= Beginning of Section =

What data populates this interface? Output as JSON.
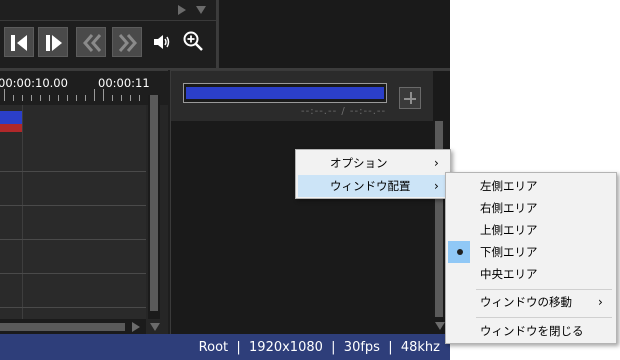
{
  "transport": {
    "buttons": [
      "step-back",
      "step-forward",
      "rewind",
      "fast-forward"
    ],
    "icons": [
      "volume-icon",
      "zoom-in-icon"
    ]
  },
  "timeline": {
    "time_labels": [
      "00:00:10.00",
      "00:00:11"
    ],
    "clip_colors": {
      "blue": "#2b3fc9",
      "red": "#b0282a"
    }
  },
  "right_panel": {
    "time_readout": "--:--.-- / --:--.--",
    "level_color": "#2b3fc9"
  },
  "status": {
    "text": "Root  |  1920x1080  |  30fps  |  48khz",
    "background": "#2e3e7a"
  },
  "menu_main": {
    "items": [
      {
        "label": "オプション",
        "has_submenu": true
      },
      {
        "label": "ウィンドウ配置",
        "has_submenu": true,
        "highlighted": true
      }
    ]
  },
  "menu_sub": {
    "items": [
      {
        "label": "左側エリア"
      },
      {
        "label": "右側エリア"
      },
      {
        "label": "上側エリア"
      },
      {
        "label": "下側エリア",
        "checked": true
      },
      {
        "label": "中央エリア"
      },
      {
        "label": "ウィンドウの移動",
        "has_submenu": true
      },
      {
        "label": "ウィンドウを閉じる"
      }
    ]
  },
  "colors": {
    "menu_highlight": "#cce4f7",
    "checked_highlight": "#90c8f6"
  }
}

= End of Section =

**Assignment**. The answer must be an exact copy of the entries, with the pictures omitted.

**Exercise answer**.
What data populates this interface? Output as JSON.
{
  "transport": {
    "buttons": [
      "step-back",
      "step-forward",
      "rewind",
      "fast-forward"
    ],
    "icons": [
      "volume-icon",
      "zoom-in-icon"
    ]
  },
  "timeline": {
    "time_labels": [
      "00:00:10.00",
      "00:00:11"
    ],
    "clip_colors": {
      "blue": "#2b3fc9",
      "red": "#b0282a"
    }
  },
  "right_panel": {
    "time_readout": "--:--.-- / --:--.--",
    "level_color": "#2b3fc9"
  },
  "status": {
    "text": "Root  |  1920x1080  |  30fps  |  48khz",
    "background": "#2e3e7a"
  },
  "menu_main": {
    "items": [
      {
        "label": "オプション",
        "has_submenu": true
      },
      {
        "label": "ウィンドウ配置",
        "has_submenu": true,
        "highlighted": true
      }
    ]
  },
  "menu_sub": {
    "items": [
      {
        "label": "左側エリア"
      },
      {
        "label": "右側エリア"
      },
      {
        "label": "上側エリア"
      },
      {
        "label": "下側エリア",
        "checked": true
      },
      {
        "label": "中央エリア"
      },
      {
        "label": "ウィンドウの移動",
        "has_submenu": true
      },
      {
        "label": "ウィンドウを閉じる"
      }
    ]
  },
  "colors": {
    "menu_highlight": "#cce4f7",
    "checked_highlight": "#90c8f6"
  }
}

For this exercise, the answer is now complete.